* _Goal of the exercise_:
Which lines in the data contain the word "icon"? Please copy each of them.

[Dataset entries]
########################################
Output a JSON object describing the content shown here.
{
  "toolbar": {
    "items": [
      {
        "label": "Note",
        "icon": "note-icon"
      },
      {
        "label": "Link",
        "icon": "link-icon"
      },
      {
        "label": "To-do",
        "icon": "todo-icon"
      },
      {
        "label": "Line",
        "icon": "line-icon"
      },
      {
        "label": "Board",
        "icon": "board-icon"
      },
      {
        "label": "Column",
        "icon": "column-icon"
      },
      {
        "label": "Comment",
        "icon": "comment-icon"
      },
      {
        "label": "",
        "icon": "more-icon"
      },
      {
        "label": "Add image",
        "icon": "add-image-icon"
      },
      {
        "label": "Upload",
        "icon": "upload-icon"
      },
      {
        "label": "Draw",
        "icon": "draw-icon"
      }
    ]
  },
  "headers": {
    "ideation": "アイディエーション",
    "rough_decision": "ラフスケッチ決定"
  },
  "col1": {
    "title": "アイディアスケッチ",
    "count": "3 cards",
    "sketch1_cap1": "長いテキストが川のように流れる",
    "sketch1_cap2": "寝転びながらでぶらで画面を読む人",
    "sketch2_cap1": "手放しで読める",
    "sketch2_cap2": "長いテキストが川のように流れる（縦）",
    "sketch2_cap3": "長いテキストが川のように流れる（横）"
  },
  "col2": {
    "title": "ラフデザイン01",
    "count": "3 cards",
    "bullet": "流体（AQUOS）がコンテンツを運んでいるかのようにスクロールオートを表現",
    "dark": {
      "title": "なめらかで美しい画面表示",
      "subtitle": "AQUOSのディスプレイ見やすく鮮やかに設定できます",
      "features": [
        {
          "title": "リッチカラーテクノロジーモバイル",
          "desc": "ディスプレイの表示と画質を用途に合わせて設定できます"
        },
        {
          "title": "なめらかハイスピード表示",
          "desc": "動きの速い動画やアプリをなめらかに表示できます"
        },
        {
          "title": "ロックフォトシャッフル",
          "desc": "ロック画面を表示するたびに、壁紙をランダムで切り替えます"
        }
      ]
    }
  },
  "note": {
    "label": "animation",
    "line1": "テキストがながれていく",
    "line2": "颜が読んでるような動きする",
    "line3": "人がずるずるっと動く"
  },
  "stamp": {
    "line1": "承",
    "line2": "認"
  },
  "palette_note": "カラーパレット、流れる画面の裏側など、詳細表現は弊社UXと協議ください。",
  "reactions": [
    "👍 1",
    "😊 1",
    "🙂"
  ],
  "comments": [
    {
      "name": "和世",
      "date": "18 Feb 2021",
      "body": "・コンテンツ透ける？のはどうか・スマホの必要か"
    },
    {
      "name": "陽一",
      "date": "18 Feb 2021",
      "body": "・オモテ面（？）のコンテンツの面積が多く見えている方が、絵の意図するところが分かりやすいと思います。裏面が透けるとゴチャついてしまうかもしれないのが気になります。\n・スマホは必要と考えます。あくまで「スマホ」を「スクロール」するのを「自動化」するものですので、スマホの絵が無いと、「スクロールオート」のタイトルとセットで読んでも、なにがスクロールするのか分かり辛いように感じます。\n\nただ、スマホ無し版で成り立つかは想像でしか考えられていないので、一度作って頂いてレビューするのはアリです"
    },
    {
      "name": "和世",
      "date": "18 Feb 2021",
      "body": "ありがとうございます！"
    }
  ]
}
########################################
* _Expected answer_:
        "icon": "note-icon"
        "icon": "link-icon"
        "icon": "todo-icon"
        "icon": "line-icon"
        "icon": "board-icon"
        "icon": "column-icon"
        "icon": "comment-icon"
        "icon": "more-icon"
        "icon": "add-image-icon"
        "icon": "upload-icon"
        "icon": "draw-icon"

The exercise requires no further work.